§ What the task asks
Scan the entries below and count the lines holding the string "support". Supply only the number.

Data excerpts
>>>>

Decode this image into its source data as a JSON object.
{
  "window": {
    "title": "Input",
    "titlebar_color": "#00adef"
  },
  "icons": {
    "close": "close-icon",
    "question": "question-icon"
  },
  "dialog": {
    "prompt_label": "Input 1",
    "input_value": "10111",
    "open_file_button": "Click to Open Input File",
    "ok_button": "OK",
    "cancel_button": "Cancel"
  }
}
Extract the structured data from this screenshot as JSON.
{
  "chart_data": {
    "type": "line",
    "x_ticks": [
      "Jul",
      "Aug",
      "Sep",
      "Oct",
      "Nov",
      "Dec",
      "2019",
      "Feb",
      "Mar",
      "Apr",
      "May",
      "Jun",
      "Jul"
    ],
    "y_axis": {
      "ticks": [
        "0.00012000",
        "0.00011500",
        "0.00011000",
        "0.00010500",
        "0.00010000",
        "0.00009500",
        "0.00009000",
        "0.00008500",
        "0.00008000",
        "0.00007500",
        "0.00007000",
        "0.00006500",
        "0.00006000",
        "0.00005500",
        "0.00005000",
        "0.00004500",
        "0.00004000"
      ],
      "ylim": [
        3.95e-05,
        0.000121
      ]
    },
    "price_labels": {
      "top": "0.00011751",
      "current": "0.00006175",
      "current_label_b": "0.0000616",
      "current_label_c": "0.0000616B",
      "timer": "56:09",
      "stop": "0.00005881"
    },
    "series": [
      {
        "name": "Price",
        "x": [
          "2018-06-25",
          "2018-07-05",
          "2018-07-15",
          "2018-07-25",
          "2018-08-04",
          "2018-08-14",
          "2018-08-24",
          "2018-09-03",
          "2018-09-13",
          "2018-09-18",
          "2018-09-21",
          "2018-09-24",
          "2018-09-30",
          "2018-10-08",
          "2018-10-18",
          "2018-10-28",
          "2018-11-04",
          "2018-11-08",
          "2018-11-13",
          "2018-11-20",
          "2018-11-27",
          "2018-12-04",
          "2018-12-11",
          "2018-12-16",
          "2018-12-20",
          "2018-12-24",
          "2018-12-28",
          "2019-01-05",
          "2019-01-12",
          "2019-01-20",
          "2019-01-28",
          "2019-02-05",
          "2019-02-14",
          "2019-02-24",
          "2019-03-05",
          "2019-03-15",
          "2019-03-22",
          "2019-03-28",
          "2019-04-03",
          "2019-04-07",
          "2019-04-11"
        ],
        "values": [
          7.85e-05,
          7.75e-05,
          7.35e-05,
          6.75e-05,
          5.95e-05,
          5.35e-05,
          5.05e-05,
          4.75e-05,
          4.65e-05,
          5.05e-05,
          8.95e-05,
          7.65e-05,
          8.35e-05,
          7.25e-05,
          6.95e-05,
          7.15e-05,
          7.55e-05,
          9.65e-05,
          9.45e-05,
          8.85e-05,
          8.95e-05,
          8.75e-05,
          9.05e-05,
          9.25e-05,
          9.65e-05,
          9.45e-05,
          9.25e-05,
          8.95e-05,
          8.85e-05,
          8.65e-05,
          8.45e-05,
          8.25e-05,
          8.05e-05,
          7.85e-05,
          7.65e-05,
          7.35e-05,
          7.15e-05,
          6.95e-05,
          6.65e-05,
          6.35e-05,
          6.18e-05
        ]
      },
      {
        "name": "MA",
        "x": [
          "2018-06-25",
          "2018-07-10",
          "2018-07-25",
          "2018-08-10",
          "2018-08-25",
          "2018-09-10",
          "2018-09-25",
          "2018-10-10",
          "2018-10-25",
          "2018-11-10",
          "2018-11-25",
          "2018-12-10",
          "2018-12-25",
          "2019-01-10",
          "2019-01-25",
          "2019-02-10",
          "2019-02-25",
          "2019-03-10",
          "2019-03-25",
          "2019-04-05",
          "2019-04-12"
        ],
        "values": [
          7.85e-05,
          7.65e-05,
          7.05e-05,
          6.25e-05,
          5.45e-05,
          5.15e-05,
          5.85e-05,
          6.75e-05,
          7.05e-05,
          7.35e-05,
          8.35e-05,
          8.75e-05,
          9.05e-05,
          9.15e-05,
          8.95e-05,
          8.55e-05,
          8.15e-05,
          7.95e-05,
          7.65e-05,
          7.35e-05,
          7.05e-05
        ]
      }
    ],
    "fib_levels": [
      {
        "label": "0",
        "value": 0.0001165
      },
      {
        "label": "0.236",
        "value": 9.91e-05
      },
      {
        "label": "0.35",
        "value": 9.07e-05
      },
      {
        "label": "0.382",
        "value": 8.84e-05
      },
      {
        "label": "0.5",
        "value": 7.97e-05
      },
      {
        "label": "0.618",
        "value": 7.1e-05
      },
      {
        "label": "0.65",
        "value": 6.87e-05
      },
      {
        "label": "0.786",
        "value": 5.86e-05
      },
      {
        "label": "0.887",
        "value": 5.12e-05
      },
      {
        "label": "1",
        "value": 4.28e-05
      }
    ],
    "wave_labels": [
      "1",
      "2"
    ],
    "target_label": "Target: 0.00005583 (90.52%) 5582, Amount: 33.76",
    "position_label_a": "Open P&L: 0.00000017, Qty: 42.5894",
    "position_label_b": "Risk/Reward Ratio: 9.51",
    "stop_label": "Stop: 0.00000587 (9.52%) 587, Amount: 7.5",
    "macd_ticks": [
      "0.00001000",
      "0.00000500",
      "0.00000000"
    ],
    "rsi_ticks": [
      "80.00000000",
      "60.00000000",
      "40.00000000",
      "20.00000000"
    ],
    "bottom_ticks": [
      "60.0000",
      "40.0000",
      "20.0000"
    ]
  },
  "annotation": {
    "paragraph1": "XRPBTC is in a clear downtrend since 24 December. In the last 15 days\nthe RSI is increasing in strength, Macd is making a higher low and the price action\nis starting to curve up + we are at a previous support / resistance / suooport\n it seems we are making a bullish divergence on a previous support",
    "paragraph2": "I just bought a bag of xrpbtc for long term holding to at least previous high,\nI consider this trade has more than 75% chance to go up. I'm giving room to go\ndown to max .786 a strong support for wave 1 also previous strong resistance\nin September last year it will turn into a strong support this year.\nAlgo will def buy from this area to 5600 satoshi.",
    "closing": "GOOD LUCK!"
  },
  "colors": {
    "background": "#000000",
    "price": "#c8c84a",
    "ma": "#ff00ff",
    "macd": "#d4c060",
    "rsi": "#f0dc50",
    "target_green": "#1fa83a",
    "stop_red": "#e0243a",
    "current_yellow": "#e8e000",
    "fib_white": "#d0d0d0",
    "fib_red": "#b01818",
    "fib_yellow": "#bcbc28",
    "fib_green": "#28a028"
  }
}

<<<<

§ Task solution
2